All of the data below is to be copied again without changes.

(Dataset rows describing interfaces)
++++++++++

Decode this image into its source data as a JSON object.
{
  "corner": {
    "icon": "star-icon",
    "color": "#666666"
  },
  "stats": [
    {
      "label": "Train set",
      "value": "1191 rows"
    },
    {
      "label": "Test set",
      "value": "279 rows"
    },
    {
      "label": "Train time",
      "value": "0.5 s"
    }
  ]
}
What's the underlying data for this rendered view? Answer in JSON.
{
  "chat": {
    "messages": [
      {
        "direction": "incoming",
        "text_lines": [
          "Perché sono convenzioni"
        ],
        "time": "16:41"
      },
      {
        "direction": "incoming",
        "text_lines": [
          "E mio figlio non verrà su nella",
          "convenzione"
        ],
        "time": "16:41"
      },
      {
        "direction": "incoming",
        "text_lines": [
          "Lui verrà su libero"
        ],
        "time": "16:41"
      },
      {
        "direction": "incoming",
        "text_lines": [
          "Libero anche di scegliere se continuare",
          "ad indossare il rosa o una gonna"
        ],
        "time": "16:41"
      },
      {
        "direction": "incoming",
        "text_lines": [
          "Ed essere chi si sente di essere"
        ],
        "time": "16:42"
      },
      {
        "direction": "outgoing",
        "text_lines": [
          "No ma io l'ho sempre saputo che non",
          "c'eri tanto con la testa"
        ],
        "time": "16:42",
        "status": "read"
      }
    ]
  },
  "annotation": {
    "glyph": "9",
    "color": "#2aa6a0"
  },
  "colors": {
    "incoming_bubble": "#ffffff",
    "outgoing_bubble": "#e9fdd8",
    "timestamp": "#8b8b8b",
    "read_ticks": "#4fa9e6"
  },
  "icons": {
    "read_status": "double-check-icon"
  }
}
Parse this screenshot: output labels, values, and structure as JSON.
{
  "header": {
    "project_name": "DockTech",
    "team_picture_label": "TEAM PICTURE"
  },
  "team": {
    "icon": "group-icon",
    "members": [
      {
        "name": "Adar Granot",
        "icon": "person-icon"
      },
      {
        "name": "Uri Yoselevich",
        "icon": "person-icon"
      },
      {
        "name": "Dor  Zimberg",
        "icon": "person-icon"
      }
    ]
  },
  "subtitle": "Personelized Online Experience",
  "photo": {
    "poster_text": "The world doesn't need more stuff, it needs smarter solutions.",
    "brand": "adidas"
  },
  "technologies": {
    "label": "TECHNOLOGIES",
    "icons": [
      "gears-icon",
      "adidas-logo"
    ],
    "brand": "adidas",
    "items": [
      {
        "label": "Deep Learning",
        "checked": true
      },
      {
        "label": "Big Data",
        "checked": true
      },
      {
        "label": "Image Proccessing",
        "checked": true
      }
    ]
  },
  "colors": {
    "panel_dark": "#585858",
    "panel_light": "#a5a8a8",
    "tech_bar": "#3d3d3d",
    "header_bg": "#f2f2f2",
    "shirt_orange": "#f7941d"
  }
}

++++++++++

- _Reply to the exercise_:
Decode this image into its source data as a JSON object.
{
  "corner": {
    "icon": "star-icon",
    "color": "#666666"
  },
  "stats": [
    {
      "label": "Train set",
      "value": "1191 rows"
    },
    {
      "label": "Test set",
      "value": "279 rows"
    },
    {
      "label": "Train time",
      "value": "0.5 s"
    }
  ]
}
What's the underlying data for this rendered view? Answer in JSON.
{
  "chat": {
    "messages": [
      {
        "direction": "incoming",
        "text_lines": [
          "Perché sono convenzioni"
        ],
        "time": "16:41"
      },
      {
        "direction": "incoming",
        "text_lines": [
          "E mio figlio non verrà su nella",
          "convenzione"
        ],
        "time": "16:41"
      },
      {
        "direction": "incoming",
        "text_lines": [
          "Lui verrà su libero"
        ],
        "time": "16:41"
      },
      {
        "direction": "incoming",
        "text_lines": [
          "Libero anche di scegliere se continuare",
          "ad indossare il rosa o una gonna"
        ],
        "time": "16:41"
      },
      {
        "direction": "incoming",
        "text_lines": [
          "Ed essere chi si sente di essere"
        ],
        "time": "16:42"
      },
      {
        "direction": "outgoing",
        "text_lines": [
          "No ma io l'ho sempre saputo che non",
          "c'eri tanto con la testa"
        ],
        "time": "16:42",
        "status": "read"
      }
    ]
  },
  "annotation": {
    "glyph": "9",
    "color": "#2aa6a0"
  },
  "colors": {
    "incoming_bubble": "#ffffff",
    "outgoing_bubble": "#e9fdd8",
    "timestamp": "#8b8b8b",
    "read_ticks": "#4fa9e6"
  },
  "icons": {
    "read_status": "double-check-icon"
  }
}
Parse this screenshot: output labels, values, and structure as JSON.
{
  "header": {
    "project_name": "DockTech",
    "team_picture_label": "TEAM PICTURE"
  },
  "team": {
    "icon": "group-icon",
    "members": [
      {
        "name": "Adar Granot",
        "icon": "person-icon"
      },
      {
        "name": "Uri Yoselevich",
        "icon": "person-icon"
      },
      {
        "name": "Dor  Zimberg",
        "icon": "person-icon"
      }
    ]
  },
  "subtitle": "Personelized Online Experience",
  "photo": {
    "poster_text": "The world doesn't need more stuff, it needs smarter solutions.",
    "brand": "adidas"
  },
  "technologies": {
    "label": "TECHNOLOGIES",
    "icons": [
      "gears-icon",
      "adidas-logo"
    ],
    "brand": "adidas",
    "items": [
      {
        "label": "Deep Learning",
        "checked": true
      },
      {
        "label": "Big Data",
        "checked": true
      },
      {
        "label": "Image Proccessing",
        "checked": true
      }
    ]
  },
  "colors": {
    "panel_dark": "#585858",
    "panel_light": "#a5a8a8",
    "tech_bar": "#3d3d3d",
    "header_bg": "#f2f2f2",
    "shirt_orange": "#f7941d"
  }
}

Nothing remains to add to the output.